“So there was no advocation at all of any violence against any homosexuals and we would condemn that in the strongest possible terms, because it’s against the law, it’s immoral, and it goes against the Islamic teaching of dialogue and discussion,” he says.
Another speaker, Abdullah Hakim Quick, has apologized for the wording of past writings that suggested that homosexuals want to spread AIDS to the Muslim community, and for referring to the “filth” of Jews and Christians, Chagtai says.
As to evidence that another speaker, Hussain Yee, has called “the Jews” the “most extremist nation in the world” and suggested that Jewish people perpetrated the 9/11 attacks, Chagtai condemned the comments but suggested that opening up that dialogue was still important.
“The speakers here are not part of IERA. So when we invite them to conferences, we’re not fully aware of what they’ve said. As soon as we become aware of these things, we would speak with them and we’d debate with them.

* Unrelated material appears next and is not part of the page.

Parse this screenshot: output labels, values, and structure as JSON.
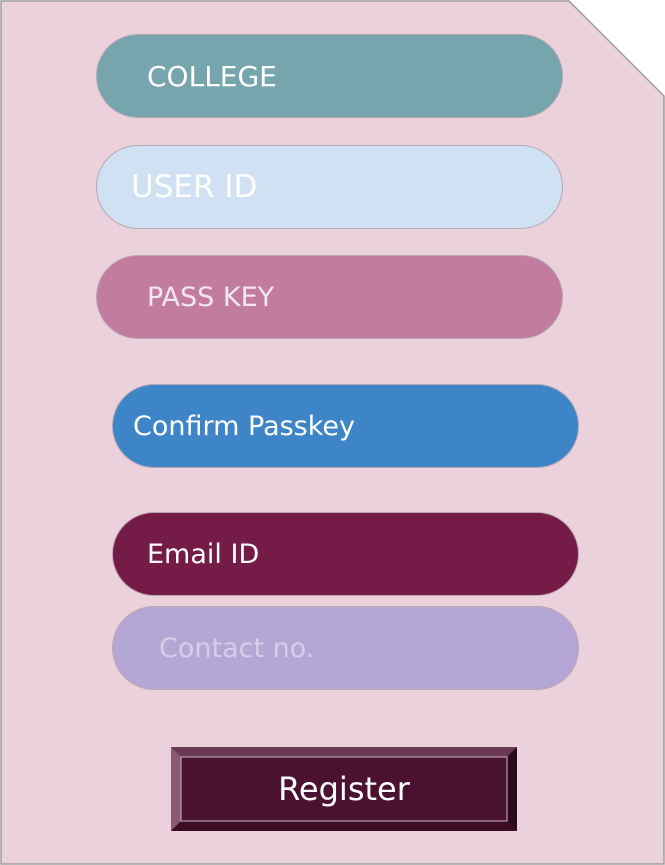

If we find something’s objectionable, we’ve got the relationship with these people that we can express that,” Chagtai explains.
Chagtai says he hopes to open channels of dialogue between the Muslim community and the LGBT and Jewish communities so that controversies like these can be dealt with in the open...
Yes, because as long as Jews and gays can "dialogue" with people who, based on their reading of Islamic scripture, think they're "filth" (in the former case) and acting in a manner that puts one in line for a good stoning (and I don't mean the wacky weed variety), everything will be A-OK.